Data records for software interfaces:
# # #

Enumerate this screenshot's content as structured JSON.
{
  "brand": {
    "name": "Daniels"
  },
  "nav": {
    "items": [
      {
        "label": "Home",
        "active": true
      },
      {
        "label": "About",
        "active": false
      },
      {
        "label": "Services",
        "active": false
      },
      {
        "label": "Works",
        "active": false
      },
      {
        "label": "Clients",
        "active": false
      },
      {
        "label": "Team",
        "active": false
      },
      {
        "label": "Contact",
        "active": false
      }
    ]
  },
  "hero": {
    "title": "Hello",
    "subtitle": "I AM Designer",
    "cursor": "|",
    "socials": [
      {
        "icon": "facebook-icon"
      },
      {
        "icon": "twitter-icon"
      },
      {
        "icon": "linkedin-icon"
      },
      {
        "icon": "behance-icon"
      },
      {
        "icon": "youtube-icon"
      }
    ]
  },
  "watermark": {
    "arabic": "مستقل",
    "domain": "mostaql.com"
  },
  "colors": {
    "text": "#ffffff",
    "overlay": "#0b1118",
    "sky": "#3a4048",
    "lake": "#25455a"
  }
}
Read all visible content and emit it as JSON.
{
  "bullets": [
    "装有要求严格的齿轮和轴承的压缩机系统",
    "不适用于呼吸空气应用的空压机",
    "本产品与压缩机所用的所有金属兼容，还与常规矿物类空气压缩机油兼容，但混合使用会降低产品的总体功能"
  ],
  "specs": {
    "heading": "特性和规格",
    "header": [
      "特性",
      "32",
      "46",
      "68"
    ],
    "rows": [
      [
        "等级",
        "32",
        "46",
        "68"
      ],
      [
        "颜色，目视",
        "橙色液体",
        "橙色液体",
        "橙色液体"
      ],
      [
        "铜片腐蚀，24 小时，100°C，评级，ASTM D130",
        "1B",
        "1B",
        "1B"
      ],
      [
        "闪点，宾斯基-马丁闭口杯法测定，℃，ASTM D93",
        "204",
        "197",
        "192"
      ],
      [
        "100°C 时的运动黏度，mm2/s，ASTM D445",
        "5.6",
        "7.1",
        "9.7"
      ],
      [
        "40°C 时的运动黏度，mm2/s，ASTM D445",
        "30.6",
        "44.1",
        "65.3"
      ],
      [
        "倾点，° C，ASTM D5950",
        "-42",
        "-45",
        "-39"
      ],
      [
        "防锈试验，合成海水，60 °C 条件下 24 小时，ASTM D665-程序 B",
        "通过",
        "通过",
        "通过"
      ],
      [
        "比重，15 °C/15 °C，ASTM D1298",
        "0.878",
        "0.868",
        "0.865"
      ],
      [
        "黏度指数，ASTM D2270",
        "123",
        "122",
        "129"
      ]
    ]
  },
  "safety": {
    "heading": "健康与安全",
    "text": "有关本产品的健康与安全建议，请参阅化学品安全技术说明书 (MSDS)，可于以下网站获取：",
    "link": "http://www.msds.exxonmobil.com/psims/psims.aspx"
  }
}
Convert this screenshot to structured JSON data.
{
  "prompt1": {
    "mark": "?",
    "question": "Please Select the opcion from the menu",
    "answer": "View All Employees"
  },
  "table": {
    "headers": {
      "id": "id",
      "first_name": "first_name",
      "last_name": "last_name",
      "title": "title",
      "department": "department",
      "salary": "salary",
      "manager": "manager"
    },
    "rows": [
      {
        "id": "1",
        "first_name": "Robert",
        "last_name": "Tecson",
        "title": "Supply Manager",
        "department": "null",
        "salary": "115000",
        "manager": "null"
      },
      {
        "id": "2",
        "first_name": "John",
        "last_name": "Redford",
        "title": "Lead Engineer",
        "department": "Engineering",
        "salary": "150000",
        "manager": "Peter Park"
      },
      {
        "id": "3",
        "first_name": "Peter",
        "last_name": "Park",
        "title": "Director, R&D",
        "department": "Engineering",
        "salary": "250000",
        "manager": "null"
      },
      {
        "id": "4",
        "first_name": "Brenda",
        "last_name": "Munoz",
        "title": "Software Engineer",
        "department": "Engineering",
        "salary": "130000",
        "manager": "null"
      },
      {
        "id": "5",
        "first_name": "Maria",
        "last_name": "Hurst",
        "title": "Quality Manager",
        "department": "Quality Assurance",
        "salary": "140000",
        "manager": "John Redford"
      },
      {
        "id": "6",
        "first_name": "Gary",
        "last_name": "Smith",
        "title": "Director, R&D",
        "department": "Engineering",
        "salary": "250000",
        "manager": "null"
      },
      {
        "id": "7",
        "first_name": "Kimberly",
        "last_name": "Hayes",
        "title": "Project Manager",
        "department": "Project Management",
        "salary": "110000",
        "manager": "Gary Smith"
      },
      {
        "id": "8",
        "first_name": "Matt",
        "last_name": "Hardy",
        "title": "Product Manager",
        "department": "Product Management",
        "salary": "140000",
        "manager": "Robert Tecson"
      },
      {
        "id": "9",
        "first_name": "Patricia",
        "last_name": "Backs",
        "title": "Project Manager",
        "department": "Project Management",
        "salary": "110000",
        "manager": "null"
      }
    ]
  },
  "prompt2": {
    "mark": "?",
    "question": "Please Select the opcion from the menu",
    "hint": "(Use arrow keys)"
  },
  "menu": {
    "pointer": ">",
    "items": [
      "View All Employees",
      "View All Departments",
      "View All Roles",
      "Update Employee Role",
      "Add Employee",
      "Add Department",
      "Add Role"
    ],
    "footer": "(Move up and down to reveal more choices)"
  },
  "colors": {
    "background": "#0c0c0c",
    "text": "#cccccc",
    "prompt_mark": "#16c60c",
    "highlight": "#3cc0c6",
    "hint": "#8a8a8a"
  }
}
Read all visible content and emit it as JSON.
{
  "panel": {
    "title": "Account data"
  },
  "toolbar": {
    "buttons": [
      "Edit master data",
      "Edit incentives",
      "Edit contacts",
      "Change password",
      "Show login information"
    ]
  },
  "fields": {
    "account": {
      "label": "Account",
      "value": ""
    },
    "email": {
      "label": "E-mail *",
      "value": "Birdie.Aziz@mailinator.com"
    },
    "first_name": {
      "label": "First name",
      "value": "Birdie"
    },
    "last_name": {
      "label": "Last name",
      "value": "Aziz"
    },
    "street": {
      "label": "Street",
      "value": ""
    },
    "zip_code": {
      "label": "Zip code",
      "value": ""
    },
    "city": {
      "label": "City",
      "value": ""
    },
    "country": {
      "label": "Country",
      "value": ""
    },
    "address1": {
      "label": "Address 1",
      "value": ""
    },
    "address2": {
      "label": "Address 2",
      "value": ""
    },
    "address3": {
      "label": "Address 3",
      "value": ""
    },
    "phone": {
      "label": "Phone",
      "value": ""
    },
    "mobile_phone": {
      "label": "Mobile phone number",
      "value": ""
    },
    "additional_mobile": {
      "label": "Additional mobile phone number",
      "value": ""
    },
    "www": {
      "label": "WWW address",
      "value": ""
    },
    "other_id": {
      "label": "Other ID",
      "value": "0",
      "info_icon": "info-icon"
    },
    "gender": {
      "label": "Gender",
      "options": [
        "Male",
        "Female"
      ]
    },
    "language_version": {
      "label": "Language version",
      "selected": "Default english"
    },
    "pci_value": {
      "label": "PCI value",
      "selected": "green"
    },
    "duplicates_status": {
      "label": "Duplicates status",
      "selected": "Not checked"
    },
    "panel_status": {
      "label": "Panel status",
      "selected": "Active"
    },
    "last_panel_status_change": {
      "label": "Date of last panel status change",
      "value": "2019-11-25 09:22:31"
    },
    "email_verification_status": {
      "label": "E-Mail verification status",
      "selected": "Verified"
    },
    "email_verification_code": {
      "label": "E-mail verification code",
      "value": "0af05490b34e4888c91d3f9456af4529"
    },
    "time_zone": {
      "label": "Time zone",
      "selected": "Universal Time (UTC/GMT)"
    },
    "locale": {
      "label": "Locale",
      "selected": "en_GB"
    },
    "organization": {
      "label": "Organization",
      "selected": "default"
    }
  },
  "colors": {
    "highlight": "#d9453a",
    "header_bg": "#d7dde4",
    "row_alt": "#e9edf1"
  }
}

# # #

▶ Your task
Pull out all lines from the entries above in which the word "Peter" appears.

▶ Response box
        "manager": "Peter Park"
        "first_name": "Peter",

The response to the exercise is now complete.